The Laminitis App uses a sophisticated computer model that has been tuned to recognise various weather patterns that have resulted in confirmed laminitis cases. Time and time again whenever a grazing related laminitis case is reported, it can be attributed to a high risk period which had had been predicted by the app. To make this possible weather data from over 300 weather stations located throughout the UK is bought in. This data is updated on an hourly basis and is re-processed using the computer model to provide an up-to-date laminitis risk indicator.

The Laminitis App will default to the nearest weather station to the location you have chosen. If you are monitoring more than one location that are close to one another and have noticed that the risk varies, it is likely that each location is closest to a different weather station.

It is important to note that the app is designed purely as a guide to warn you of weather conditions that you may not have noticed yourself; it should be remembered that green doesn’t necessarily mean ‘safe’ but that the grass is most likely behaving as it does when not under stress – horses vary widely in their ability to tolerate grass therefore owners need to understand and decide for themselves what is ‘safe’ or at risk for their horse."

The app has been very helpful in highlighting the risks to owners and yard managers who were perhaps unaware of how volatile UK grass can be, but its best used as an add-on to a good management programme and your horse is always going to be the ultimate authority on whether the grass is safe for him  - or not!
This is a table which I posted last year, giving a general overview of risk levels with grazing. Generally the more of the red factors which apply, the more vigilant you need to be.

Its important to remember too that its much easier to act at the stage when your horse has become slightly footy than to let the problem develop into - at worst case - full blown laminitis.

Take footiness as a warning sign, especially if your horse has previously been sounder, and act quickly. Restrict grazing - if in doubt take your horse off grass completely - and review your feeding plan to ensure that mineral levels are adequate.
I'll assume anyone reading this blog is already aware of the importance of feeding minerals - something like Progressive Earth's Pro Hoof or Pro Balance - but many horses benefit from additional magnesium oxide and salt at this time of year. Both can safely be given even if you aren't sure whether your horse needs them - and some owners have also reported success with adding sodium bicarbonate to feeds.

Once you have any footiness under control, reintroduce grazing in a controlled manner - for instance using a grazing muzzle, fencing off a track or restricting turn-out to safer times - at night, or using the laminitis app as a guide to when weather factors are less risky.

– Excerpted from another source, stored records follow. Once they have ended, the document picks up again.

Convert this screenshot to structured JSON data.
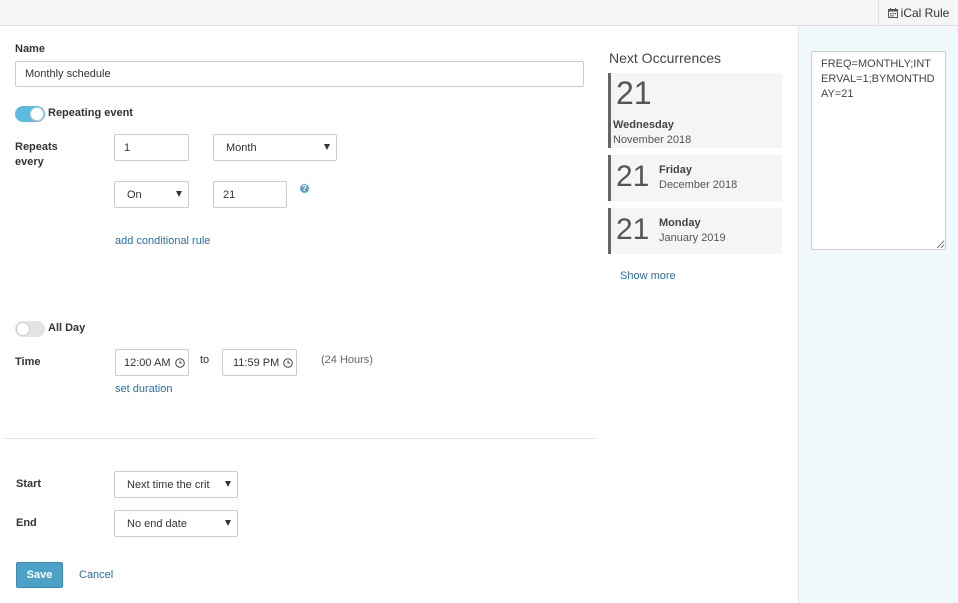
{
  "toolbar": {
    "ical_label": "iCal Rule"
  },
  "form": {
    "name_label": "Name",
    "name_value": "Monthly schedule",
    "repeating_label": "Repeating event",
    "repeats_label": "Repeats every",
    "interval_value": "1",
    "freq_value": "Month",
    "on_value": "On",
    "day_value": "21",
    "conditional_link": "add conditional rule",
    "allday_label": "All Day",
    "time_label": "Time",
    "time_start": "12:00 AM",
    "time_to": "to",
    "time_end": "11:59 PM",
    "hours_note": "(24 Hours)",
    "duration_link": "set duration",
    "start_label": "Start",
    "start_value": "Next time the crit",
    "end_label": "End",
    "end_value": "No end date",
    "save_label": "Save",
    "cancel_label": "Cancel"
  },
  "occurrences": {
    "title": "Next Occurrences",
    "items": [
      {
        "day": "21",
        "weekday": "Wednesday",
        "month": "November 2018"
      },
      {
        "day": "21",
        "weekday": "Friday",
        "month": "December 2018"
      },
      {
        "day": "21",
        "weekday": "Monday",
        "month": "January 2019"
      }
    ],
    "show_more": "Show more"
  },
  "ical": {
    "text": "FREQ=MONTHLY;INTERVAL=1;BYMONTHDAY=21"
  },
  "colors": {
    "accent": "#4ba2c6",
    "toggle_on": "#5bbce0",
    "link": "#2a6ea8",
    "panel_bg": "#f0f8fc"
  }
}
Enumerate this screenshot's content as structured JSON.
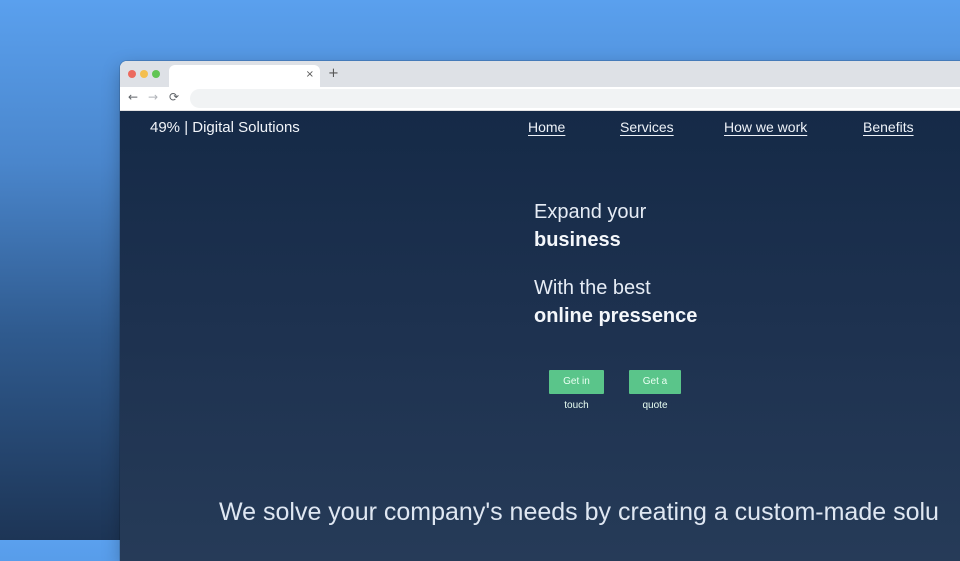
{
  "browser": {
    "tab_close_icon": "×",
    "new_tab_icon": "+",
    "back_icon": "←",
    "forward_icon": "→",
    "reload_icon": "⟳"
  },
  "site": {
    "logo": "49% | Digital Solutions",
    "nav": {
      "home": "Home",
      "services": "Services",
      "how_we_work": "How we work",
      "benefits": "Benefits"
    },
    "hero": {
      "line1": "Expand your",
      "line2": "business",
      "line3": "With the best",
      "line4": "online pressence"
    },
    "cta": {
      "get_in_touch": "Get in touch",
      "get_a_quote": "Get a quote"
    },
    "tagline": "We solve your company's needs by creating a custom-made solu"
  },
  "colors": {
    "page_bg_top": "#152a47",
    "page_bg_bottom": "#263b58",
    "accent_button": "#5ac58a"
  }
}
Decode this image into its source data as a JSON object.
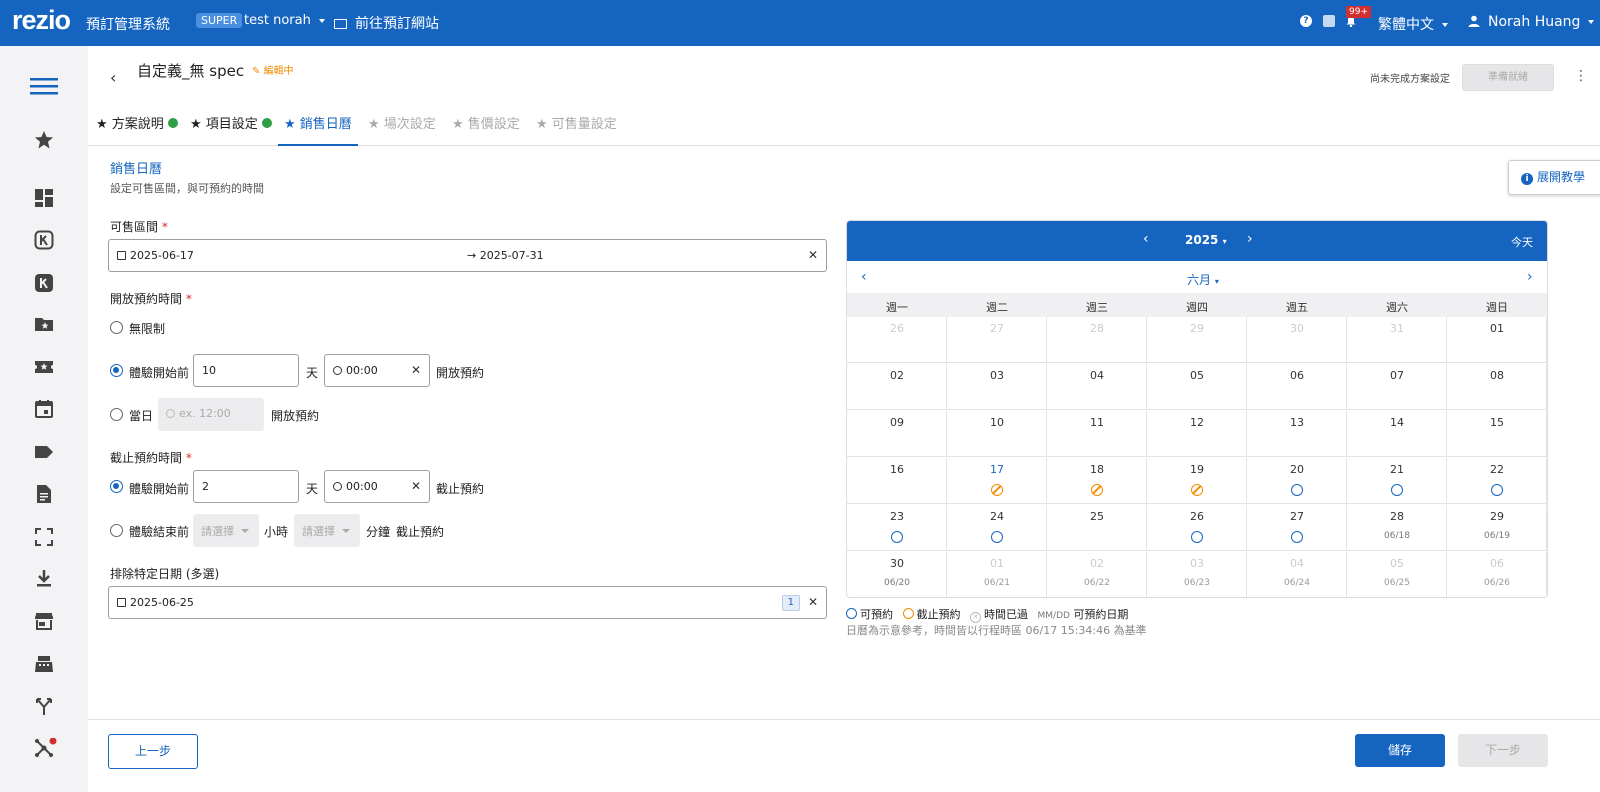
{
  "app": {
    "logo": "rezio",
    "system_name": "預訂管理系統",
    "role_badge": "SUPER",
    "account": "test norah",
    "goto_site": "前往預訂網站",
    "notif_count": "99+",
    "language": "繁體中文",
    "user_name": "Norah Huang"
  },
  "sidebar": {
    "items": [
      "menu-icon",
      "star-icon",
      "dashboard-icon",
      "k-outline-icon",
      "k-filled-icon",
      "folder-star-icon",
      "ticket-star-icon",
      "calendar-icon",
      "tag-icon",
      "document-icon",
      "fullscreen-icon",
      "download-icon",
      "store-icon",
      "register-icon",
      "fork-icon",
      "network-icon"
    ]
  },
  "header": {
    "title": "自定義_無 spec",
    "status": "編輯中",
    "incomplete_text": "尚未完成方案設定",
    "ready_label": "準備就緒"
  },
  "tabs": [
    {
      "label": "方案說明",
      "state": "done"
    },
    {
      "label": "項目設定",
      "state": "done"
    },
    {
      "label": "銷售日曆",
      "state": "active"
    },
    {
      "label": "場次設定",
      "state": "disabled"
    },
    {
      "label": "售價設定",
      "state": "disabled"
    },
    {
      "label": "可售量設定",
      "state": "disabled"
    }
  ],
  "section": {
    "title": "銷售日曆",
    "subtitle": "設定可售區間，與可預約的時間",
    "tutorial_label": "展開教學"
  },
  "sale_period": {
    "label": "可售區間",
    "required": "*",
    "start": "2025-06-17",
    "arrow": "→",
    "end": "2025-07-31"
  },
  "open_time": {
    "label": "開放預約時間",
    "required": "*",
    "opt_unlimited": "無限制",
    "opt_before": "體驗開始前",
    "days_value": "10",
    "days_unit": "天",
    "time_value": "00:00",
    "suffix": "開放預約",
    "opt_sameday": "當日",
    "sameday_placeholder": "ex. 12:00",
    "sameday_suffix": "開放預約"
  },
  "close_time": {
    "label": "截止預約時間",
    "required": "*",
    "opt_before": "體驗開始前",
    "days_value": "2",
    "days_unit": "天",
    "time_value": "00:00",
    "suffix": "截止預約",
    "opt_after": "體驗結束前",
    "hour_placeholder": "請選擇",
    "hour_unit": "小時",
    "min_placeholder": "請選擇",
    "min_unit": "分鐘",
    "after_suffix": "截止預約"
  },
  "exclude": {
    "label": "排除特定日期 (多選)",
    "value": "2025-06-25",
    "count": "1"
  },
  "calendar": {
    "year": "2025",
    "month": "六月",
    "today_label": "今天",
    "weekdays": [
      "週一",
      "週二",
      "週三",
      "週四",
      "週五",
      "週六",
      "週日"
    ],
    "weeks": [
      [
        {
          "d": "26",
          "o": true
        },
        {
          "d": "27",
          "o": true
        },
        {
          "d": "28",
          "o": true
        },
        {
          "d": "29",
          "o": true
        },
        {
          "d": "30",
          "o": true
        },
        {
          "d": "31",
          "o": true
        },
        {
          "d": "01"
        }
      ],
      [
        {
          "d": "02"
        },
        {
          "d": "03"
        },
        {
          "d": "04"
        },
        {
          "d": "05"
        },
        {
          "d": "06"
        },
        {
          "d": "07"
        },
        {
          "d": "08"
        }
      ],
      [
        {
          "d": "09"
        },
        {
          "d": "10"
        },
        {
          "d": "11"
        },
        {
          "d": "12"
        },
        {
          "d": "13"
        },
        {
          "d": "14"
        },
        {
          "d": "15"
        }
      ],
      [
        {
          "d": "16"
        },
        {
          "d": "17",
          "cur": true,
          "m": "closed"
        },
        {
          "d": "18",
          "m": "closed"
        },
        {
          "d": "19",
          "m": "closed"
        },
        {
          "d": "20",
          "m": "open"
        },
        {
          "d": "21",
          "m": "open"
        },
        {
          "d": "22",
          "m": "open"
        }
      ],
      [
        {
          "d": "23",
          "m": "open"
        },
        {
          "d": "24",
          "m": "open"
        },
        {
          "d": "25"
        },
        {
          "d": "26",
          "m": "open"
        },
        {
          "d": "27",
          "m": "open"
        },
        {
          "d": "28",
          "s": "06/18"
        },
        {
          "d": "29",
          "s": "06/19"
        }
      ],
      [
        {
          "d": "30",
          "s": "06/20"
        },
        {
          "d": "01",
          "o": true,
          "s": "06/21"
        },
        {
          "d": "02",
          "o": true,
          "s": "06/22"
        },
        {
          "d": "03",
          "o": true,
          "s": "06/23"
        },
        {
          "d": "04",
          "o": true,
          "s": "06/24"
        },
        {
          "d": "05",
          "o": true,
          "s": "06/25"
        },
        {
          "d": "06",
          "o": true,
          "s": "06/26"
        }
      ]
    ],
    "legend": {
      "open": "可預約",
      "closed": "截止預約",
      "past": "時間已過",
      "mmdd": "MM/DD",
      "mmdd_text": "可預約日期"
    },
    "note": "日曆為示意參考，時間皆以行程時區 06/17 15:34:46 為基準"
  },
  "footer": {
    "prev": "上一步",
    "save": "儲存",
    "next": "下一步"
  },
  "colors": {
    "primary": "#1565c0",
    "warning": "#f08c00",
    "success": "#2e9e47",
    "danger": "#d32f2f"
  }
}
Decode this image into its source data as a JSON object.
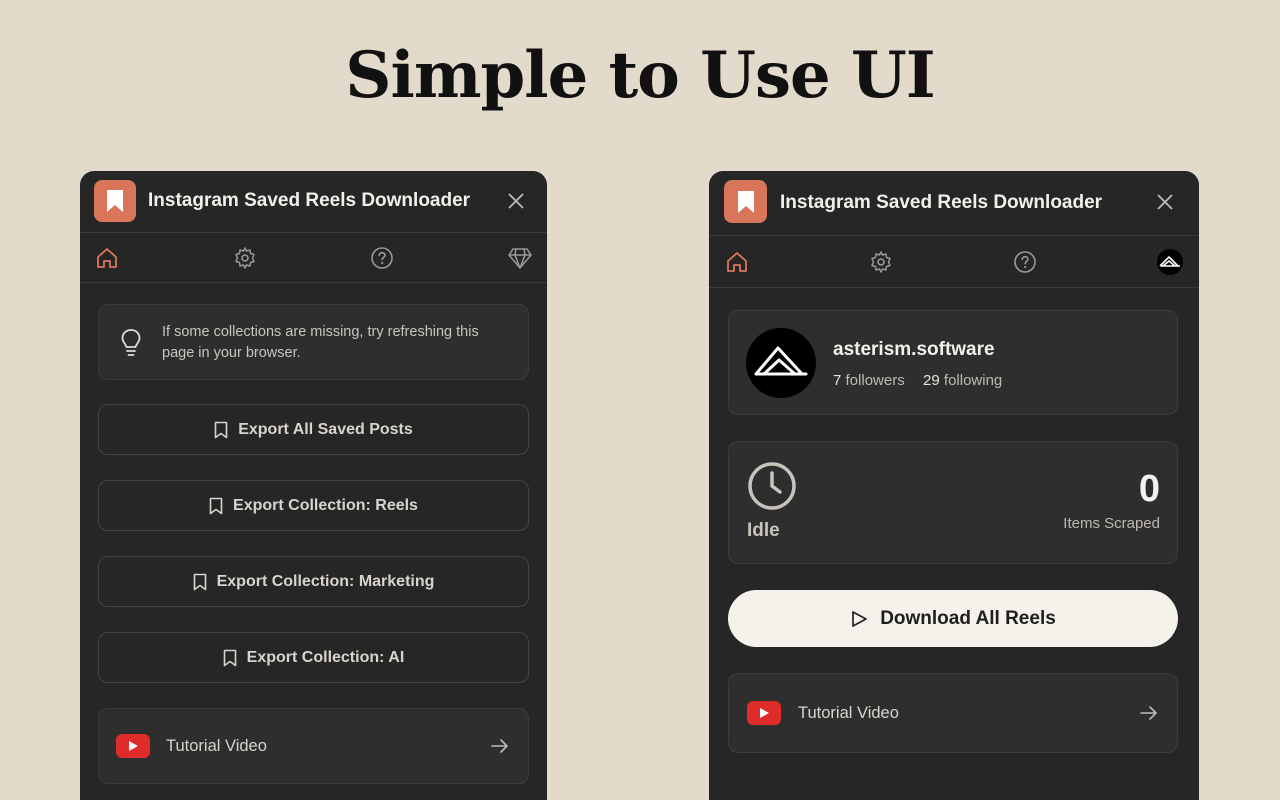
{
  "headline": "Simple to Use UI",
  "app": {
    "title": "Instagram Saved Reels Downloader"
  },
  "left": {
    "tip": "If some collections are missing, try refreshing this page in your browser.",
    "tip_line1": "If some collections are missing, try refreshing this",
    "tip_line2": "page in your browser.",
    "buttons": [
      "Export All Saved Posts",
      "Export Collection: Reels",
      "Export Collection: Marketing",
      "Export Collection: AI"
    ],
    "tutorial": "Tutorial Video"
  },
  "right": {
    "profile": {
      "username": "asterism.software",
      "followers_count": "7",
      "followers_label": "followers",
      "following_count": "29",
      "following_label": "following"
    },
    "status": {
      "state": "Idle",
      "count": "0",
      "count_label": "Items Scraped"
    },
    "download_button": "Download All Reels",
    "tutorial": "Tutorial Video"
  },
  "icons": {
    "tab_home": "home-icon",
    "tab_settings": "gear-icon",
    "tab_help": "help-circle-icon",
    "tab_premium": "diamond-icon",
    "tab_account": "avatar-icon",
    "close": "close-icon",
    "bookmark": "bookmark-icon",
    "tip": "lightbulb-icon",
    "clock": "clock-icon",
    "play": "play-icon",
    "youtube": "youtube-icon",
    "arrow": "arrow-right-icon"
  },
  "colors": {
    "background": "#e2dacb",
    "panel": "#262626",
    "card": "#2e2e2e",
    "accent": "#d9765a",
    "youtube_red": "#e02b2b",
    "primary_button": "#f5f2ec"
  }
}
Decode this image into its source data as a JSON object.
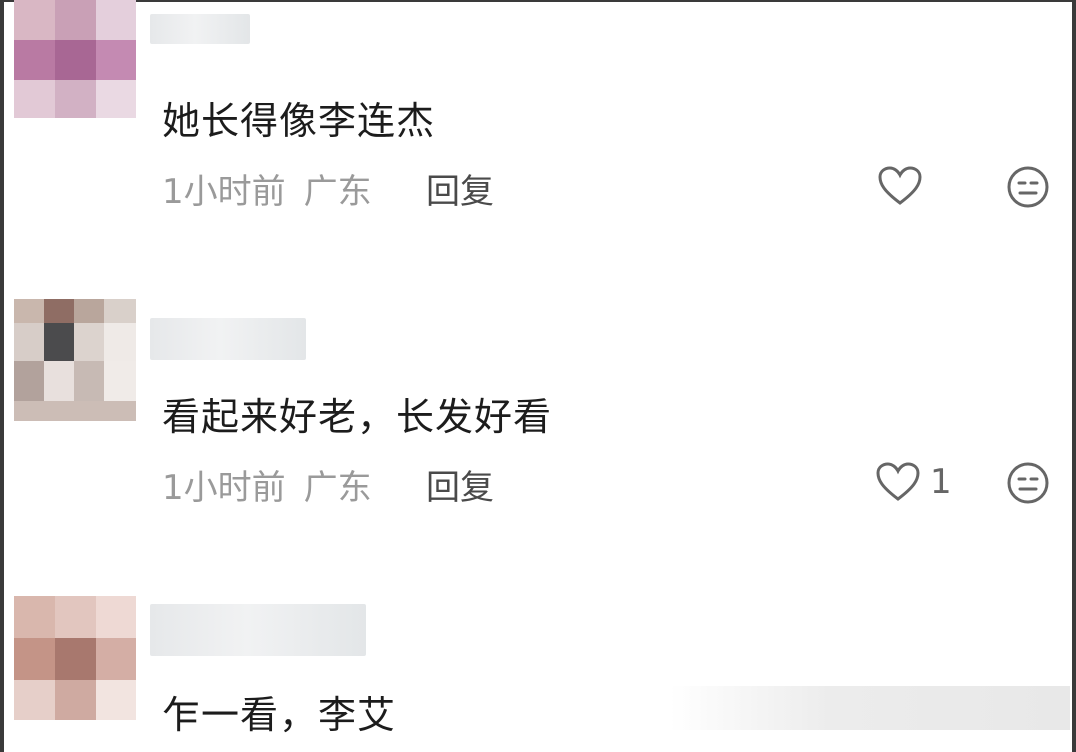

1 comment:

UnicornDreams said...

I am fortunate in having a TB who is not particularly grass sensitive, and sufficient old pasture that we can keep them on long stalky stuff which seems to be better however it is a struggle to get my mare to eat her minerals at this time of year and she refuses to eat feeds with salt in! Very frustrating :)